§ Record extracts:
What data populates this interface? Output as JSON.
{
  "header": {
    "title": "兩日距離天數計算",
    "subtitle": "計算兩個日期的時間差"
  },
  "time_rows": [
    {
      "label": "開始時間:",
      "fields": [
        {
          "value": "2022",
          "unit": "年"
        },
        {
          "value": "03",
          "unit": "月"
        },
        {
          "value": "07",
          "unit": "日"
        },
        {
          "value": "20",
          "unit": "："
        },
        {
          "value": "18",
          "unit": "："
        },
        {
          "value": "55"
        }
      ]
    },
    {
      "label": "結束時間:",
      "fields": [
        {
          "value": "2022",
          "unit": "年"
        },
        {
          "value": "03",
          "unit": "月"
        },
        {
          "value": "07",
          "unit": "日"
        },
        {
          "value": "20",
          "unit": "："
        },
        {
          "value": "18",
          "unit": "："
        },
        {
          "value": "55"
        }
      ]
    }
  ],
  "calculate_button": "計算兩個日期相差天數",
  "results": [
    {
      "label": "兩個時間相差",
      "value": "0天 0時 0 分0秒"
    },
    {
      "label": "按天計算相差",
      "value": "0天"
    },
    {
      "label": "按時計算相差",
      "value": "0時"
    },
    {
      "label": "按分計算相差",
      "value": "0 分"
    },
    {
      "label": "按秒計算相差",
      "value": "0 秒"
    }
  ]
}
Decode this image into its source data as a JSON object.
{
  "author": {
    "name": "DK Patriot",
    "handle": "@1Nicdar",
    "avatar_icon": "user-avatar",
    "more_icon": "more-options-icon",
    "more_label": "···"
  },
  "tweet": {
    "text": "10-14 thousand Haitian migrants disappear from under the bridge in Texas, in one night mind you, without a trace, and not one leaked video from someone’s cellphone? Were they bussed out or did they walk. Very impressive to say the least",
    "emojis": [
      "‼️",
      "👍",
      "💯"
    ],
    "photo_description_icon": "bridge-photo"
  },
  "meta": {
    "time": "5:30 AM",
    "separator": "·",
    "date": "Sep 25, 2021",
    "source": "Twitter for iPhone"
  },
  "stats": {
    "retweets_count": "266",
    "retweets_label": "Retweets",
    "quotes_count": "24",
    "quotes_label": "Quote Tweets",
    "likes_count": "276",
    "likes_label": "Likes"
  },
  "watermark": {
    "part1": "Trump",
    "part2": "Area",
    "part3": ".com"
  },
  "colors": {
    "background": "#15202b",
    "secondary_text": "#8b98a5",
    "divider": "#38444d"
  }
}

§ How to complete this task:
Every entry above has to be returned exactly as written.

§ Reply to the task:
What data populates this interface? Output as JSON.
{
  "header": {
    "title": "兩日距離天數計算",
    "subtitle": "計算兩個日期的時間差"
  },
  "time_rows": [
    {
      "label": "開始時間:",
      "fields": [
        {
          "value": "2022",
          "unit": "年"
        },
        {
          "value": "03",
          "unit": "月"
        },
        {
          "value": "07",
          "unit": "日"
        },
        {
          "value": "20",
          "unit": "："
        },
        {
          "value": "18",
          "unit": "："
        },
        {
          "value": "55"
        }
      ]
    },
    {
      "label": "結束時間:",
      "fields": [
        {
          "value": "2022",
          "unit": "年"
        },
        {
          "value": "03",
          "unit": "月"
        },
        {
          "value": "07",
          "unit": "日"
        },
        {
          "value": "20",
          "unit": "："
        },
        {
          "value": "18",
          "unit": "："
        },
        {
          "value": "55"
        }
      ]
    }
  ],
  "calculate_button": "計算兩個日期相差天數",
  "results": [
    {
      "label": "兩個時間相差",
      "value": "0天 0時 0 分0秒"
    },
    {
      "label": "按天計算相差",
      "value": "0天"
    },
    {
      "label": "按時計算相差",
      "value": "0時"
    },
    {
      "label": "按分計算相差",
      "value": "0 分"
    },
    {
      "label": "按秒計算相差",
      "value": "0 秒"
    }
  ]
}
Decode this image into its source data as a JSON object.
{
  "author": {
    "name": "DK Patriot",
    "handle": "@1Nicdar",
    "avatar_icon": "user-avatar",
    "more_icon": "more-options-icon",
    "more_label": "···"
  },
  "tweet": {
    "text": "10-14 thousand Haitian migrants disappear from under the bridge in Texas, in one night mind you, without a trace, and not one leaked video from someone’s cellphone? Were they bussed out or did they walk. Very impressive to say the least",
    "emojis": [
      "‼️",
      "👍",
      "💯"
    ],
    "photo_description_icon": "bridge-photo"
  },
  "meta": {
    "time": "5:30 AM",
    "separator": "·",
    "date": "Sep 25, 2021",
    "source": "Twitter for iPhone"
  },
  "stats": {
    "retweets_count": "266",
    "retweets_label": "Retweets",
    "quotes_count": "24",
    "quotes_label": "Quote Tweets",
    "likes_count": "276",
    "likes_label": "Likes"
  },
  "watermark": {
    "part1": "Trump",
    "part2": "Area",
    "part3": ".com"
  },
  "colors": {
    "background": "#15202b",
    "secondary_text": "#8b98a5",
    "divider": "#38444d"
  }
}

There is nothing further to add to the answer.